Industry developments and agency executive inaction have pushed agencies back on their heels. Client relationships have become one-sided. Clients want more and better creative work across all media (fine!). Clients want measurable results (understandable!). Separately, they want lower costs, which means fewer and more junior agency people (not so great).
It's this latter expectation that is out of sync with the client desire for more and better work. They're trying to get something for nothing.
Agencies are coping as best they can, delivering as much service as possible and adjusting their headcounts downwards to meet declining fees. The resources are being stretched.
This is an inadequate response. Workloads are growing, and fees and resources are declining.
Agencies are playing a loser's game.
Agency executives need to restore balance in their relationships with clients and take control of their own operations. Here are a few key actions that should be initiated now:
- Agencies need to document and track the deliverables they are carrying out for their clients. This needs to be done uniformly across clients as a matter of agency policy.
- Senior agency executives need to establish a policy: "All clients will have a documented and approved Scope of Work in the agency's approved format. All Scope of Work changes will be tracked in a uniform way."
- Agencies need to determine "how much work" these deliverables represent, and how many creatives, production people, and account management / planners the work ought to require to carry out the work at an acceptable level of quality.
- Thus, the agency needs to develop uniform "resource standards" for the different types of work, so that resources can be evaluated against workloads. Senior agency executives need to initiate this effort.
- Client heads need to be made accountable within the agency for achieving an acceptable balance among workloads (scopes of work), resources and fees.
- Accountability needs to be reinforced through routine client head reviews. Senior agency executives need to begin reviewing client heads for the balance among their workloads, resources and fees.
- Clients that are under-paying for their scopes of work and are being under-resourced as a result need to be flagged -- and negotiations need to begin now.
These steps will not restore health to all agency clients, of course. The overall initiative will improve the odds of success. It will motivate client heads to act in responsible ways that benefit the agency. It will improve agency financial health. Importantly, it will re-engage the agency in an active executive process that restores pride and control.
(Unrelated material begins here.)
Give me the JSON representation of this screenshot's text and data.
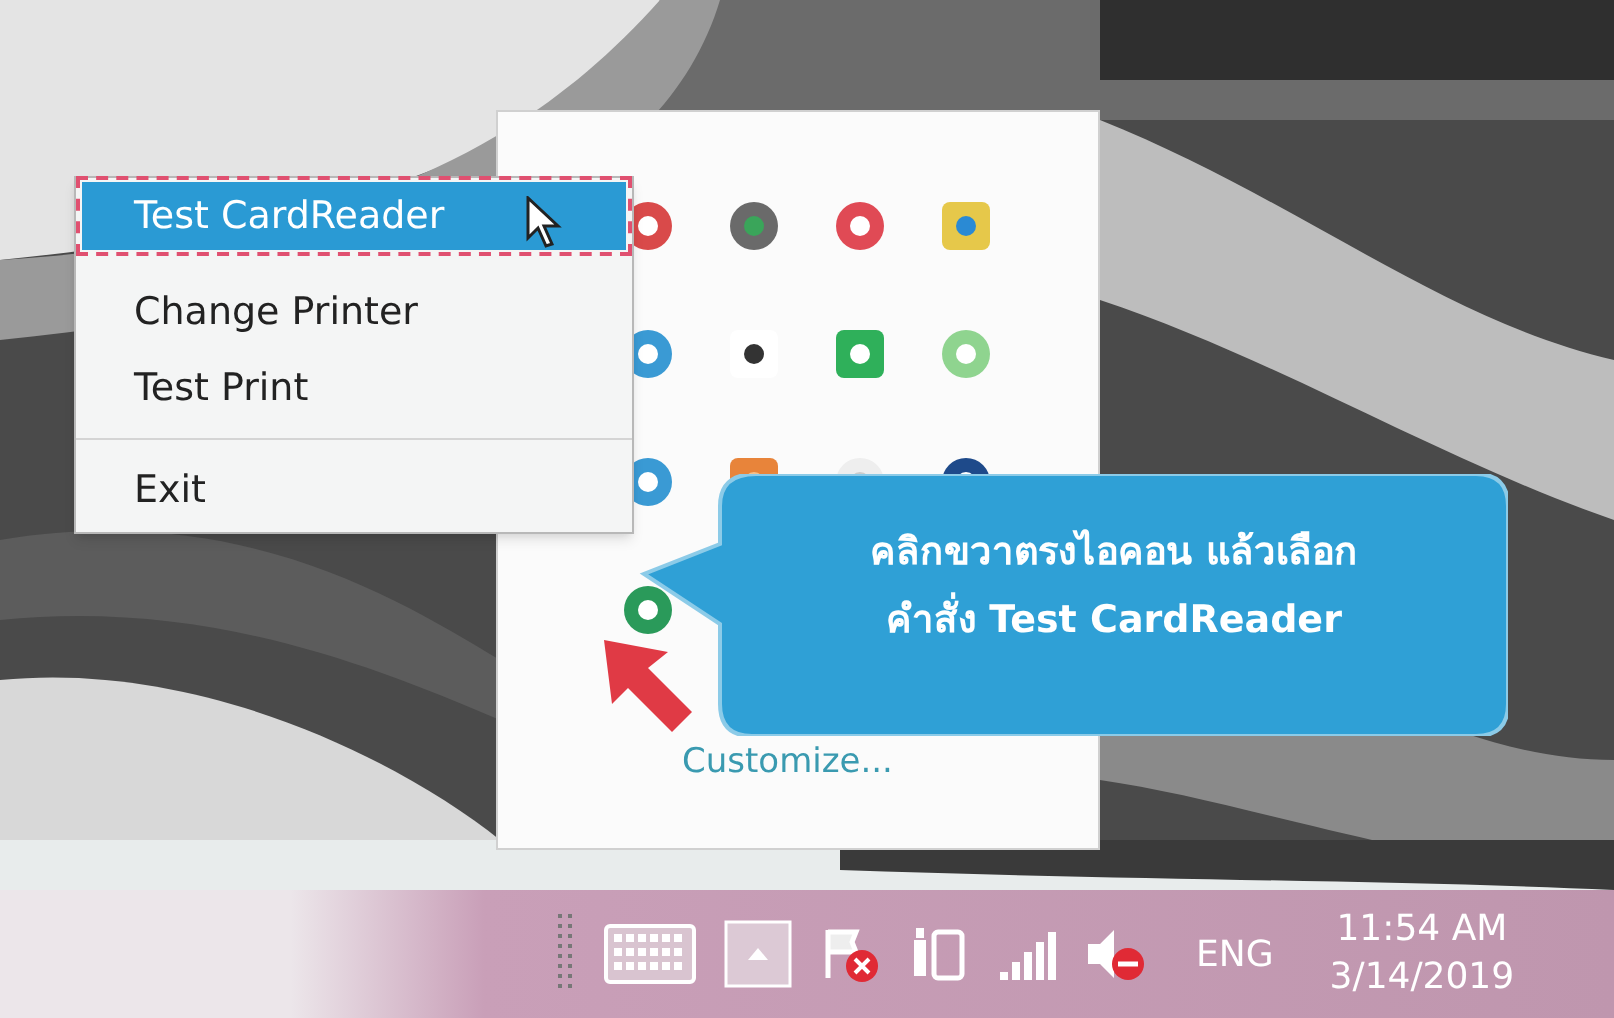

These steps are leadership steps. They need to be initiated by senior agency executives. The loser's game has gone on too long. it's time for a change.